The geopolitical tightrope comes from the fact that China has deep historic ties with Palestine and has backed a "sovereign and independent" Palestinian state since the 1950s. It has also extended support to the Palestinian Liberation Organisation (PLO) as well as smaller militant groups.
It is largely believed that China, a key rival of the United States, wants to place itself as a mediator in hopes of expanding its position in the Middle East and countering American influence in the region, as more and more Arab countries have opposed Israel's action in the ongoing war.
Another reason for China's shift away from Israel is the steadfast support provided by the US to the Jewish country. China has previously accused the US for "adding fuel to the fire" by backing Israel and causing the deaths of thousands.
China seeks to protect its deep economic interests, such as the oil market and its flagship Belt and Road Initiative (BRI), with Arab and Muslim-majority countries since the period of flourishing ties between the two sides. China's current criticism also stems from a rising international opposition to Israeli aggression in the Gaza Strip, which have killed tens and thousands of Palestinians.
Although relations between Israel and China started well since the former's establishment in 1948, Beijing became increasingly pro-Arab in its support for an independent Palestinian state. In the Bandung conference in 1955, China openly supported the rights of Palestinians and even hosted a PLO delegation in 1965.
Hence, relations between Beijing and Israel remained weak till the late 1970s. After 1979, China began to conditionally support both Israel and Palestine to resolve the conflict via political negotiations. After Egypt and Israel established diplomatic relations, China supported Egypt's foreign policy and finally established diplomatic ties with Israel in 1992.
Since then, China has attempted to maintain a delicate balance on the Israel-Palestine conflict by participating in the Middle East peace talks. It has developed robust trade and military relations with the Jewish country. However, China has also been at odds with Israel, such as the latter's military operations in the Gaza Strip that resulted in a large number of Palestinian casualties, although it adopted a more mellow tone of condemnation.
After Xi Jinping became the Chinese President in 2013, he invited both Palestinian leader Mahmoud Abbas and Israeli PM Benjamin Netanyahu for peace talks. China maintained its support for the “two-state solution” based on the pre-1967 borders with East Jerusalem as its capital.
China's stance on the Israel-Palestine conflict has changed over time, but it remained largely neutral, especially in 2008, 2014 and 2021, condemning violence rather than the perpetrators. On one hand, it supports the Palestinian cause and on the other, it cannot damage its relations with Israel.
China's suppression of Uyghur Muslims
China's stance in the conflict is also reflective of Palestinian President Mahmoud Abbas' support of Beijing's treatment of Uyghur Muslims in Xinjiang.
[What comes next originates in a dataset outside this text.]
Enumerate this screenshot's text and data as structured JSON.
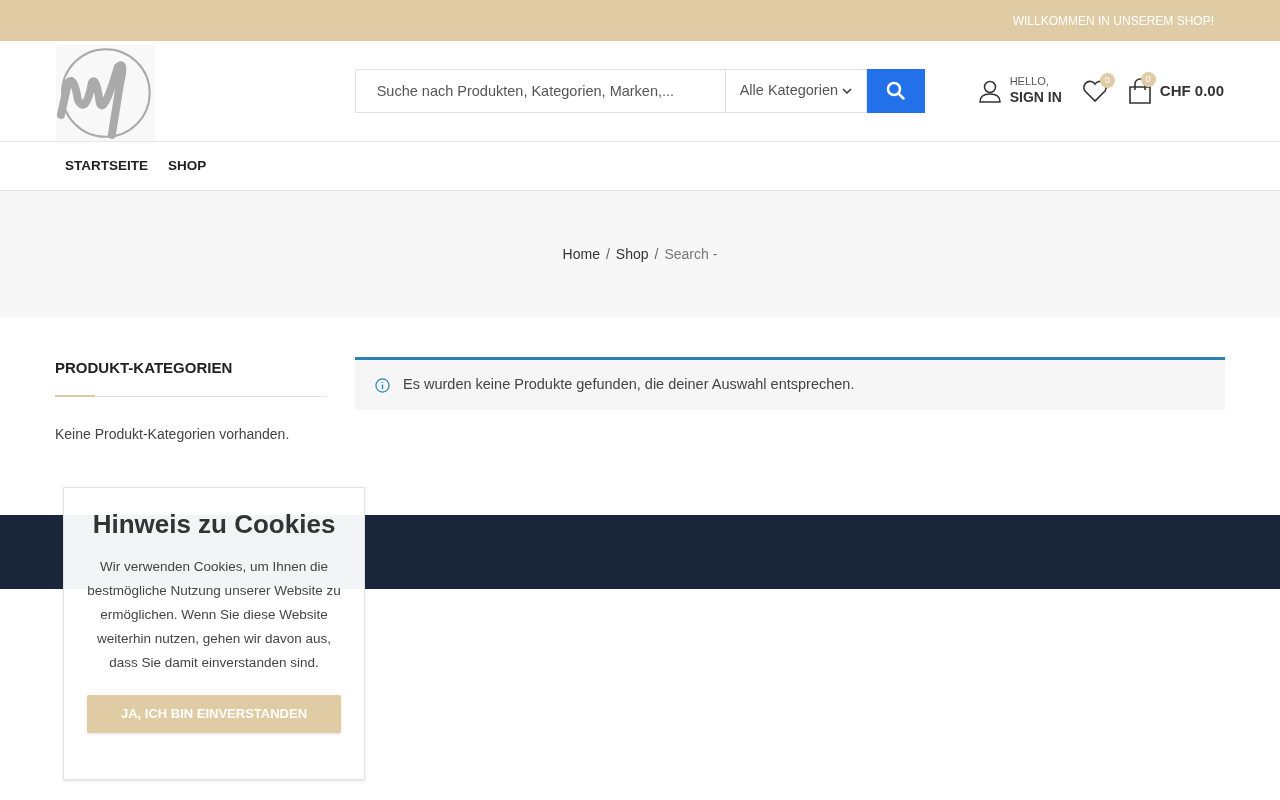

Ironically, while China calls on Israel to end 'collective punishment', it has itself been accused of 'genocide' of Muslim communities at home through extrajudicial internment camps.
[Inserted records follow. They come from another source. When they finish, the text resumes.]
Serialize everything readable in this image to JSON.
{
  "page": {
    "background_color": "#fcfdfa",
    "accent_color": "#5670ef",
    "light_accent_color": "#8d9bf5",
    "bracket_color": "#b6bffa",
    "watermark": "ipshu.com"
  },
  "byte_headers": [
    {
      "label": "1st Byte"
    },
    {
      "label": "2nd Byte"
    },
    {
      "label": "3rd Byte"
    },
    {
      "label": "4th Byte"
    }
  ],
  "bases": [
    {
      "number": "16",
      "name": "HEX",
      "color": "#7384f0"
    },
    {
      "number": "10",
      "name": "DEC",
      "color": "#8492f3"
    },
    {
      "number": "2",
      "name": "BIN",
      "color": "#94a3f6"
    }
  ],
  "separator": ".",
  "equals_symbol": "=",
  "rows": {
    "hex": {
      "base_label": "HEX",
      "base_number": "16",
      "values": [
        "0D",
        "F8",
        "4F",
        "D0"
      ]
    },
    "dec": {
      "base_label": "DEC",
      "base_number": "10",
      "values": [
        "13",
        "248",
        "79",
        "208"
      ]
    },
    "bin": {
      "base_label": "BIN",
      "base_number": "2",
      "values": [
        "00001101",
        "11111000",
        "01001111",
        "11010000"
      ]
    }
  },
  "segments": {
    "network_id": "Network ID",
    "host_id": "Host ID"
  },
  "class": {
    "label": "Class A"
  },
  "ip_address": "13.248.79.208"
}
A recent Human Rights Watch report revealed that China's action on closing mosques and further suppressing Muslims have reached beyond Xinjiang to the northern Ningxia region and Gansu province, housing large populations of Hui Muslims - a process claimed by Chinese officials as 'consolidation'.
The United Nations labeled China's actions in Xinjiang as potential "crimes against humanity" - to exert control over religion and minimise potential challenges. However, Abbas said that China is actually countering extremism and terrorism through its policies, and spoke against interference in Beijing's internal affairs.
On the other hand, Israel has signed a UN Human Rights declaration that raised grave concerns about the situation of Uyghur Muslims in Xinjiang, although it did not claim it as a genocide. Nevertheless, the small show of support for allegations of ethnic cleansing may have riled up China.